I have several plastic tubs that have been following me around in all of these moves the last four years. These tubs contain a variety of things from the first half of my life. I'm trying very hard to talk myself into getting rid of them.
The contents of these bins varies. Some of it is very early childhood stuff, like hair from my first haircut, or a little photo album from when I was 7. I suppose those things don't really take up much space. In some ways, the earlier things really help me retain the memories by association.
Then there are things from high school. I'm not even sure what those things are at this point, and if I'm being honest with myself, I didn't care much for high school in the first place. There aren't many artifacts from back then, but I'm sure that I don't need any of it.

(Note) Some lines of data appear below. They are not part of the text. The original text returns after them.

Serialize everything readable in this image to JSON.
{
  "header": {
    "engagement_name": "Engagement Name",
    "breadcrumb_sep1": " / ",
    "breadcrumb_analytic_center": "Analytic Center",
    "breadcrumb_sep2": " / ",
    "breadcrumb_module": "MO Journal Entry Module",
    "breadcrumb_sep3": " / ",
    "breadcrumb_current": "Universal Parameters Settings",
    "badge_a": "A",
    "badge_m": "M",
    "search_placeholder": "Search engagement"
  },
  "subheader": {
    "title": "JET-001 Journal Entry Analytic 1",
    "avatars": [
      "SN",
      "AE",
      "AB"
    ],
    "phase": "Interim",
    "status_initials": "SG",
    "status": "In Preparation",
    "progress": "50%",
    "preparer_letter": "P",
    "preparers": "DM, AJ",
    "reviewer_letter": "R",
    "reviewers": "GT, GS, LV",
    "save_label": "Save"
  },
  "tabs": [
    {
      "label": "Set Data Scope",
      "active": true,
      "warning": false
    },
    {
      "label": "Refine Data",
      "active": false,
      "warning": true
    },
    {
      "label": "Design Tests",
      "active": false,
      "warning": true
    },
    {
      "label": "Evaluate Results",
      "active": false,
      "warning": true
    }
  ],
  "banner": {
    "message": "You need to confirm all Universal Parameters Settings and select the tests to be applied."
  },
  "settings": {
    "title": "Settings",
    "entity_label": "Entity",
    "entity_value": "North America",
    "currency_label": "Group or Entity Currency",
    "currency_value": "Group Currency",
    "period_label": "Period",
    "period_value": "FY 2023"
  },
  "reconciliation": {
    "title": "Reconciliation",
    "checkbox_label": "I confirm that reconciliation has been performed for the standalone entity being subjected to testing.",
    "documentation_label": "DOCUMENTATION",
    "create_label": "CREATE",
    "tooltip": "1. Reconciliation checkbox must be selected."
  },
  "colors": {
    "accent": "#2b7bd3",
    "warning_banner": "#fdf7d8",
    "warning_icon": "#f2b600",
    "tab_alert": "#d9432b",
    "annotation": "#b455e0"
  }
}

College generated the most stuff. A lot of it is 1/4" audio tape that contains who knows what, video tapes from my projects, and a heap of college newspapers where I wrote my column. I have to admit that much of what I wrote back in the day was insanely naive, but I wish I could actually get some of that back! Always reminds me of Dr. Lehman, my journalism professor, who was always so supportive in getting me to write.
Post-college stuff varies, but isn't huge in quantity. Lots of volleyball stuff, for sure. Countless medals from various tournaments, as well as cards and other things from appreciative kids. There are a ton of photo albums, too, though I don't think they've left the boxes they were packed in four years ago on our first move to Seattle. My digital photo stash didn't really start until 2000, when I was able to start scanning negatives, and I don't think I had my first digital SLR until 2003 or so. I've also got a huge stash of computer games, which I have no use for, but feel like they should persist in some way.
There's a big debate in my head around the value of this crap I've been lugging around. This stuff doesn't define who I am today, but it does outline my past, for better or worse. But it has no value beyond that. When I'm dead and gone, no one is going to care. I don't mean that in some kind of morbid, self-deprecating way, that's just the reality of it. Maybe Simon would find it interesting in some way. I'm not sure. I am reasonably certain that it's unlikely that I'll ever look at much of it, ever again.
This is definitely a year of fresh starts, and there's certainly a desire to respect the past without wallowing in it. With one more known move in my near future, it's time to purge some more and really trim it down.